Scientists want to rip the Universe apart. At least that is what a Daily Mail headline might read. Lasers can now reach power in the petawatt range. And, when you focus a laser beam that powerful, nothing survives: all matter is shredded, leaving only electrons and nuclei.
But laser physicists havent stopped there. Under good experimental conditions, the very fabric of space and time are torn asunder, testing quantum electrodynamics to destruction. And a new mirror may be all we need to get there.
On average, the amount of power used by humans is about 18 terawatts. A petawatt is 1,000 times larger than a terawatt. The baddest laser on the planet (currently) produces somewhere between 5 and 10 petawatts, and there are plans on the drawing board to reach 100 petawatts in the near future. The trick is that the power is not available all the time. Each of these lasers produces somewhere between 5-5000 J of energy for a very very short time (between a picosecond—10-12s—and a few femtoseconds—10-15s). During that instant, however, the power flow is immense.

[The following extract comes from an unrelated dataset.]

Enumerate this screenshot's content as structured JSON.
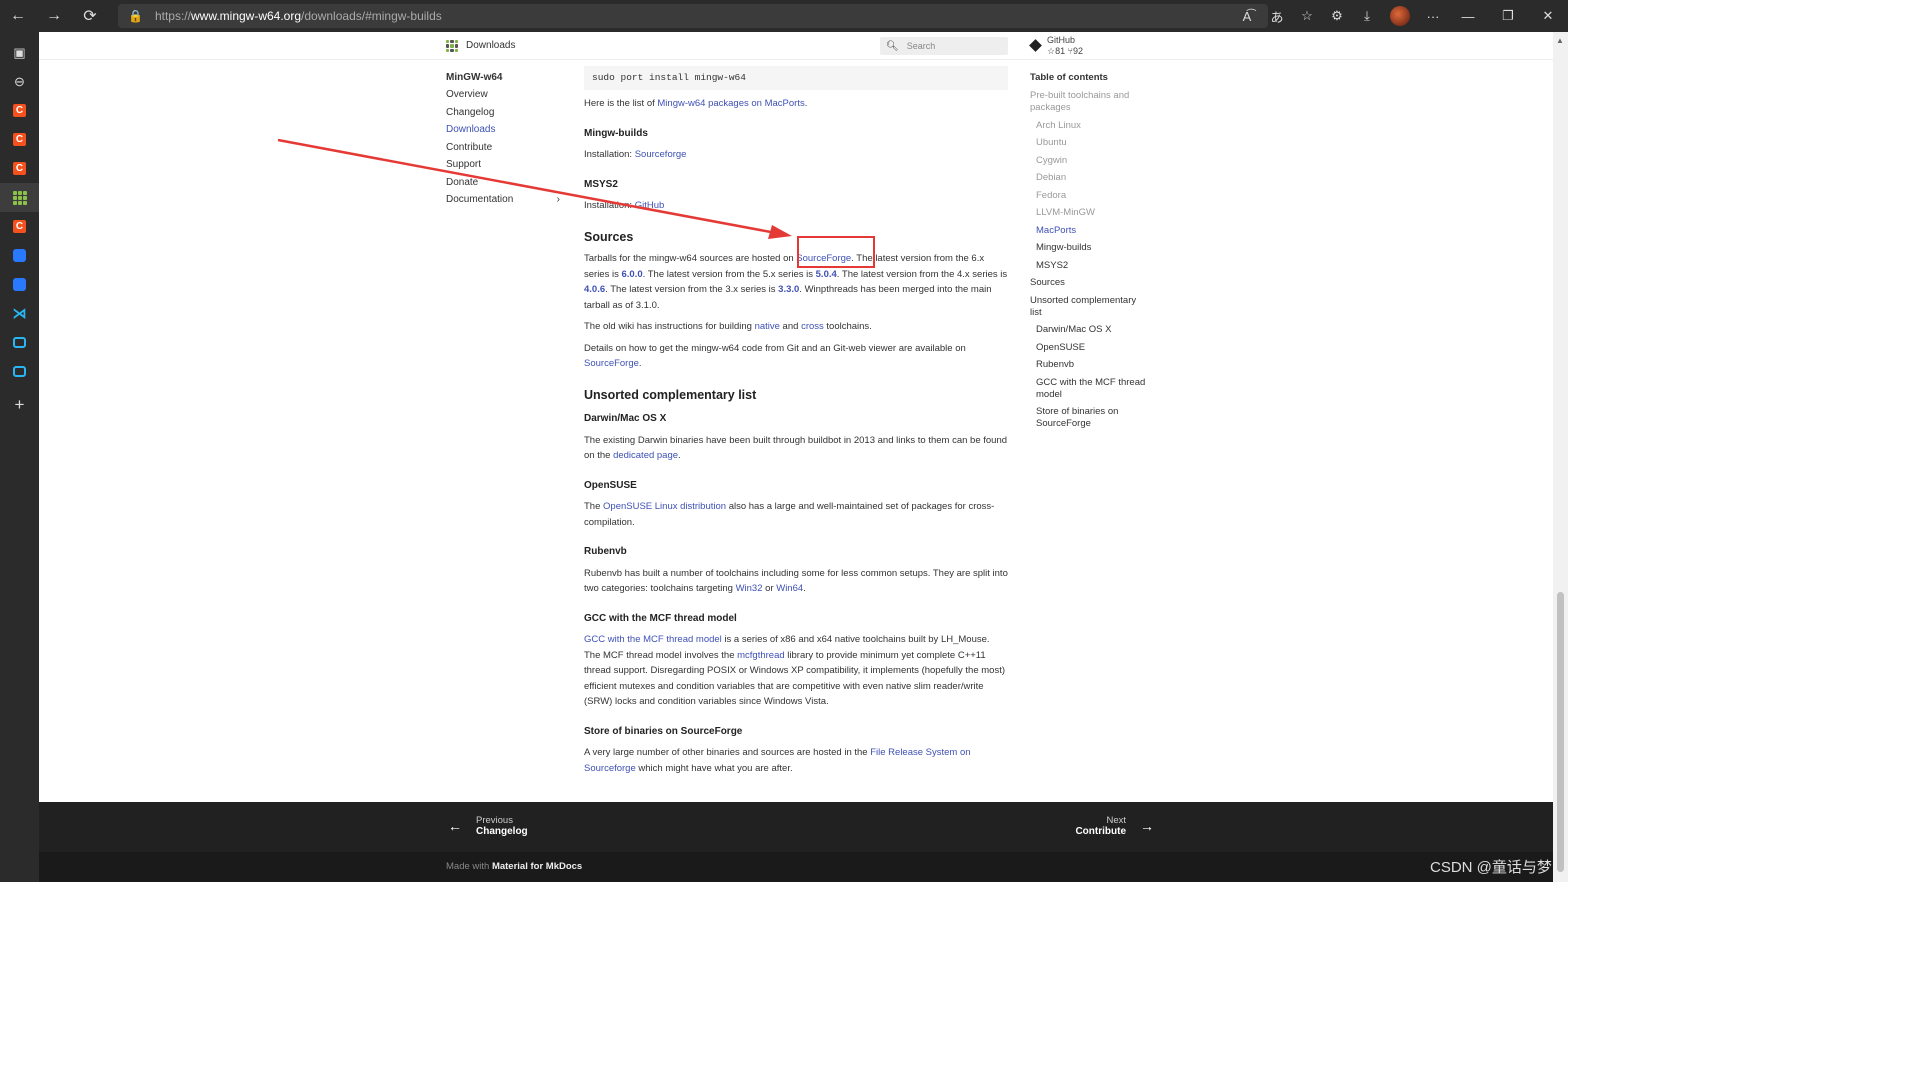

Numbers beyond 42
The numbers get even more mind blowing when you consider that all of that energy is focused, such that the intensities reach something like 1022W/cm2. To put this in perspective, you start creating a plasma when intensities hit 1012W/cm2. Once intensities get above 1025W/cm2, if the light hits just a single electron, there's enough energy to start a cascade of electron-positron production out of the vacuum. If the laser intensity hits 1029W/cm2, not even that single electron is required—the light will rip virtual electrons out of the vacuum, generating real charges from the apparent nothingness of empty space.
But getting to 1025W/cm2 is tough. The issue is one of material. Or, rather it's the lack of a material that can survive long enough to focus the laser light. This is where plasma mirrors come in.
Plasma mirrors were all the rage a few years ago when petawatt lasers were all fresh and new. The idea is actually very simple. A plasma is a gas of conducting particles, with its electrons being very light and easy to move around. When light hits the plasma, the electrons are accelerated back and forth, following the lights electric field. In doing so, the electrons absorb and re-emit the light in the opposite direction. In other words, the light reflects from the plasma, just like it does from a chrome bumper.
A plasma is basically already as destroyed as a material can be, so the laser beam cannot damage the plasma.
It was initially thought that plasma mirrors could not act as a good focusing element, though. Essentially, it is impossible to get the shape right. But 24 hours of supercomputer time has shown that a plasma mirror might be the right way to go. New developments in model code allowed researchers to simulate a full 3D laser pulse impacting on a surface. Researcher Henri Vincenti from France has taken advantage of these computational developments to adapt this code to open up new ways to increase the intensity of some very bright lasers.
Vibrating into focus
In his model, the surface was placed at an angle to a laser beam. A laser beam has an intensity profile that is highest in the center and fades off to the outside. Combine the intensity profile with the angle of the surface, and the plasma generated by a laser pulse forms a relatively smooth elliptical shape. This means that the light reflected from the plasma will focus to a well-defined point.
That is nice, but what follows is even better. As the light intensity gets really high, the collective motion of the electrons starts to look a bit like the motion of the woofer Read More – Source